● TASK DATA:
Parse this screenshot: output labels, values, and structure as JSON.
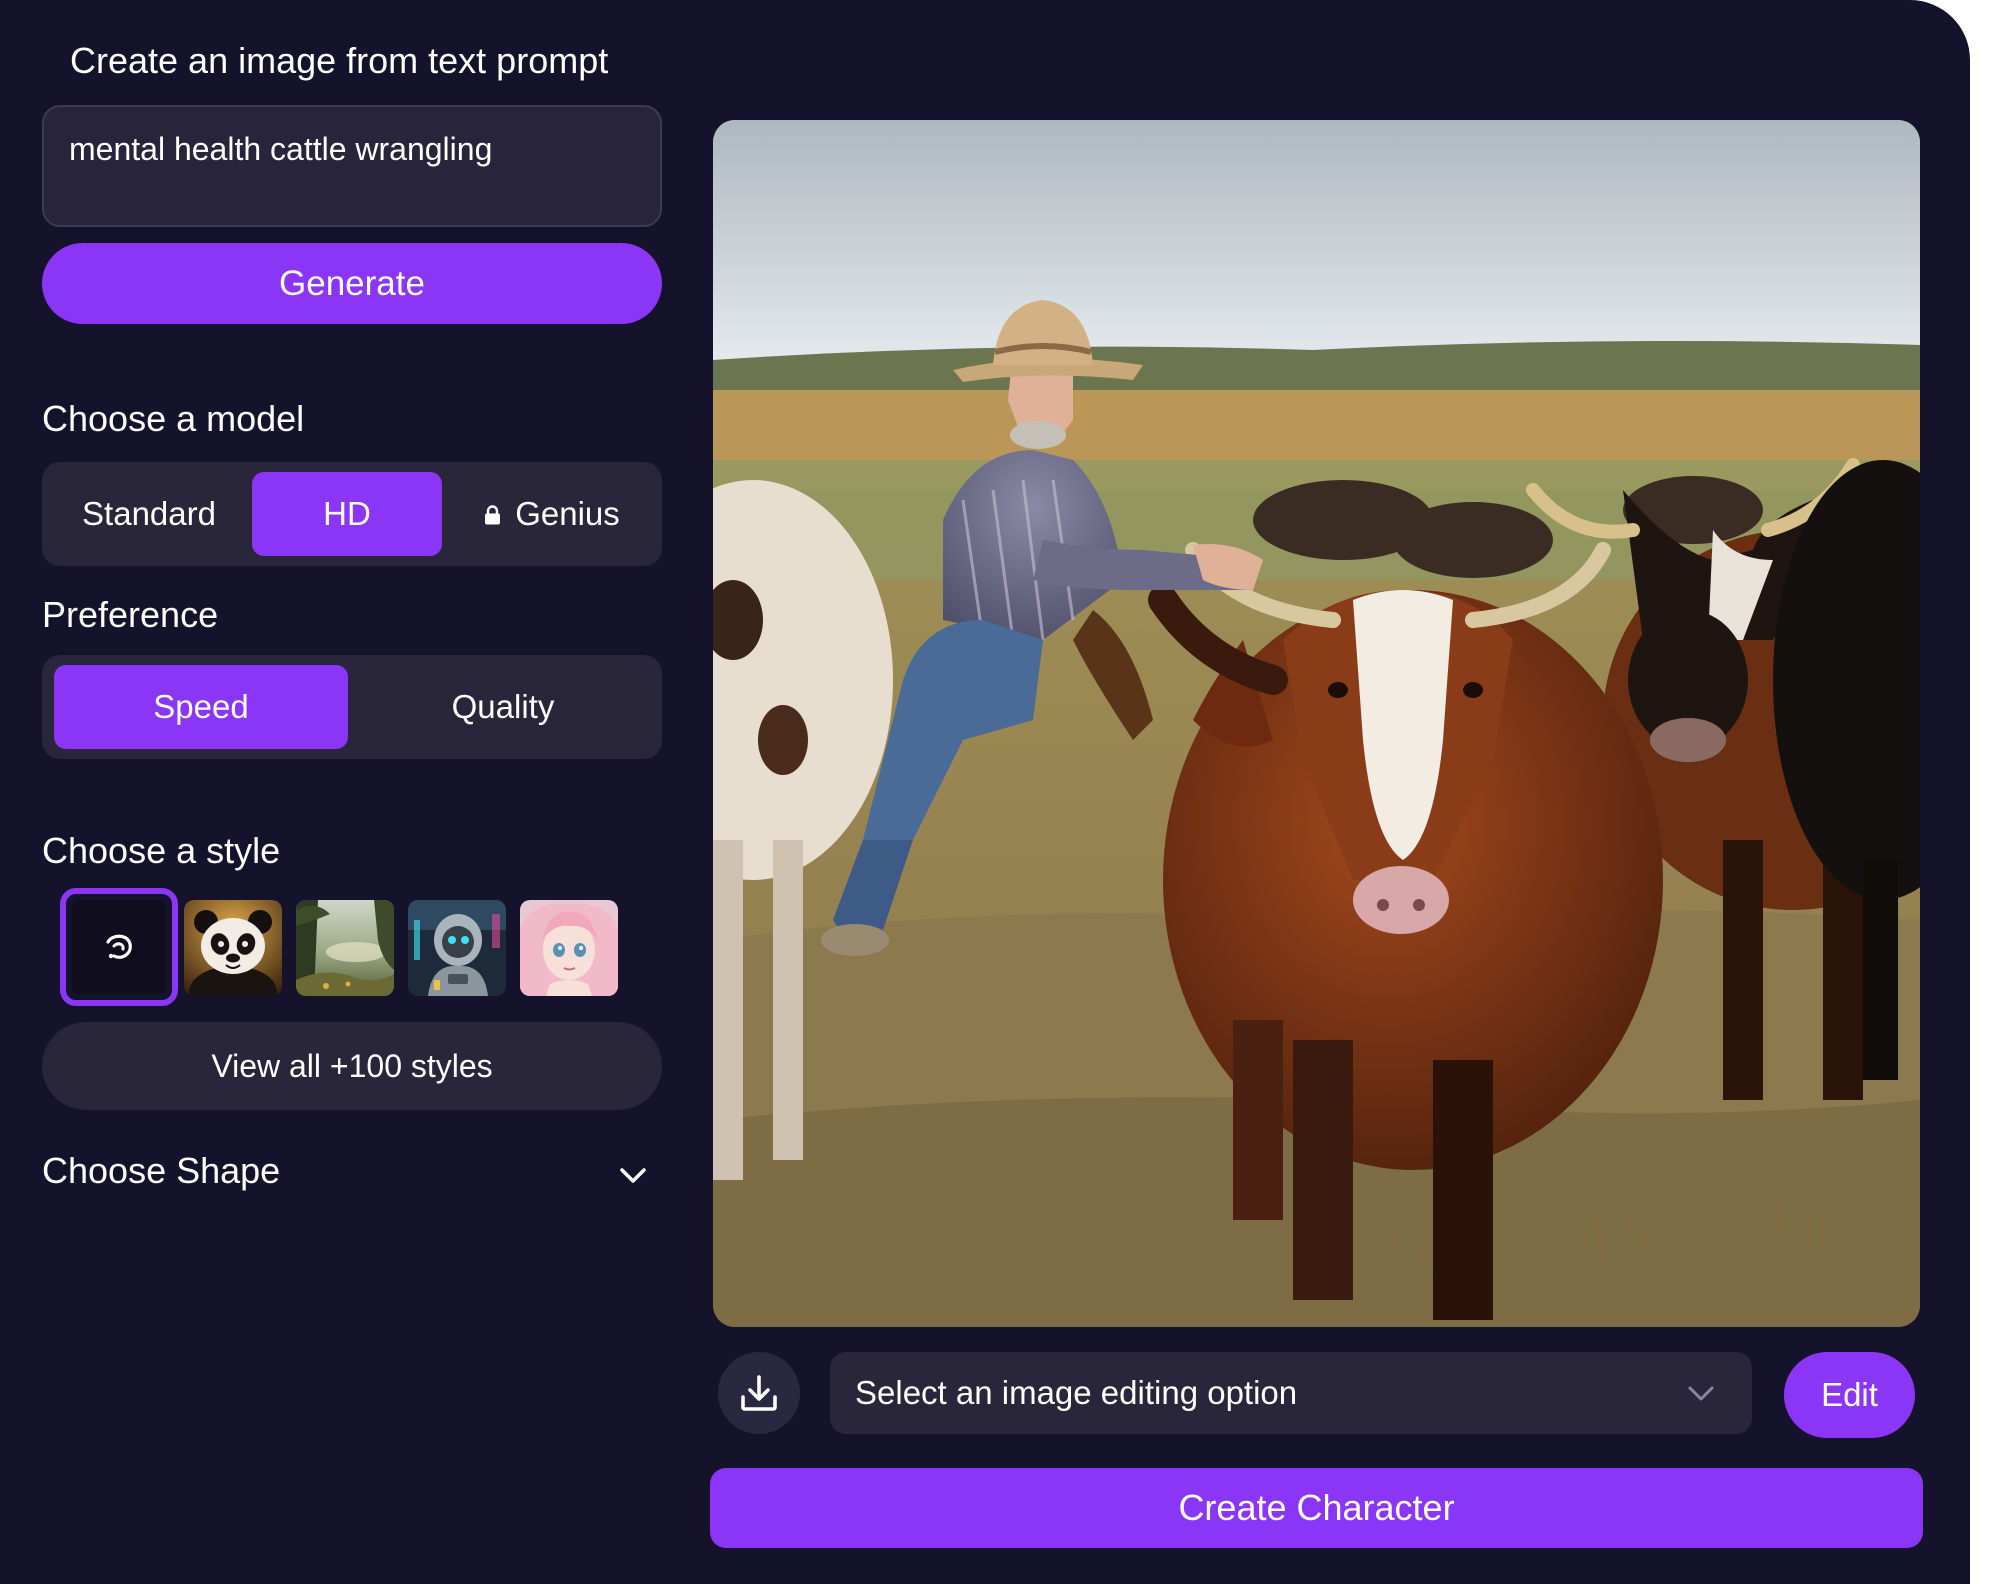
{
  "prompt": {
    "title": "Create an image from text prompt",
    "value": "mental health cattle wrangling"
  },
  "generate_label": "Generate",
  "model": {
    "title": "Choose a model",
    "options": [
      "Standard",
      "HD",
      "Genius"
    ],
    "selected": "HD",
    "locked": [
      "Genius"
    ]
  },
  "preference": {
    "title": "Preference",
    "options": [
      "Speed",
      "Quality"
    ],
    "selected": "Speed"
  },
  "style": {
    "title": "Choose a style",
    "thumbnails": [
      "default-swirl-icon",
      "panda",
      "forest-landscape",
      "robot",
      "anime-girl"
    ],
    "selected": "default-swirl-icon",
    "view_all_label": "View all +100 styles"
  },
  "shape": {
    "title": "Choose Shape",
    "icon": "chevron-down-icon"
  },
  "generated_image": {
    "subject": "cowboy riding among a herd of cattle in a pasture"
  },
  "editing": {
    "download_icon": "download-icon",
    "select_placeholder": "Select an image editing option",
    "edit_label": "Edit",
    "create_character_label": "Create Character"
  },
  "colors": {
    "background": "#15122b",
    "accent": "#8b35f7",
    "surface": "#29263c"
  }
}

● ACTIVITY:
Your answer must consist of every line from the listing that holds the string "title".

● ANSWER BOX:
    "title": "Create an image from text prompt",
    "title": "Choose a model",
    "title": "Preference",
    "title": "Choose a style",
    "title": "Choose Shape",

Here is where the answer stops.